SALINAS, Calif. - The scorching September sun can make it feel like winter is still far away, but those living on the streets of Salinas are aware of what's around the corner.
"Oh yes, I am," said Kenneth Cox, homeless since 2014.
The news of a warming shelter this year traveled fast. On Tuesday, Monterey County and the City of Salinas agreed to put the temporary facility at 111 W. Alisal St., where the Public Defenders’ Office is.
Cox already has the place on his radar.
"I'm going to try to. It would save me having to worry about over here at the Victory Mission," Cox said.
The warming shelter is a short-term solution to a long-standing, and growing problem for the city. The homeless population more than doubled from 2015 to 2017.
"The community wants a solution to homelessness. The community wants shelters. They just want them somewhere else and they want someone else to pay for it," said Elliot Robinson, Monterey County social services director.
That, compounded by rising rent, make it hard for individuals and families to get housing.
This time, the county and the city are going to pay for it, beginning with a winter shelter while getting a permanent one in place. And Salinas Mayor Joe Gunter said families will take priority.
"They do for housing, more so than a single male that's out there that may have a drug problem.
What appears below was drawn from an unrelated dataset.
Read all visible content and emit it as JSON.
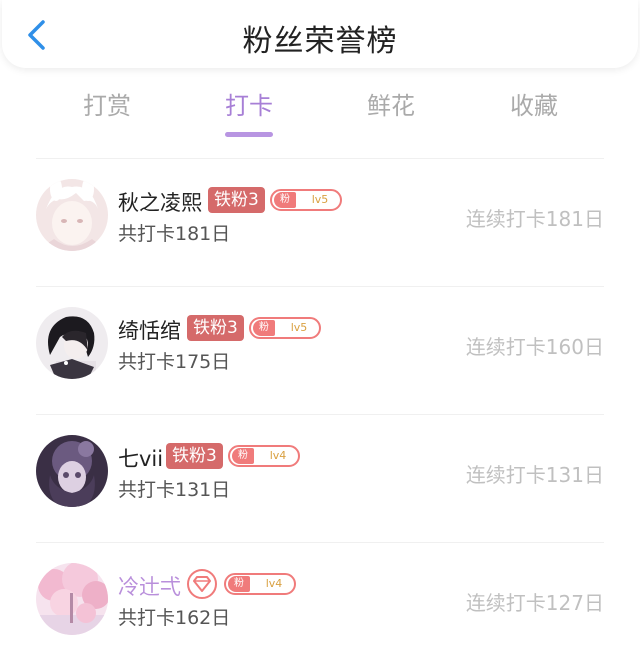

We have made it a priority to get the children, the families, and seniors off the streets," Gunter said.
The city has a budget cap of $240,000 for this project and the county will make up the rest.
The shelter will be open between November and May.
It's expected to accommodate 70 people, but it will not allow pets.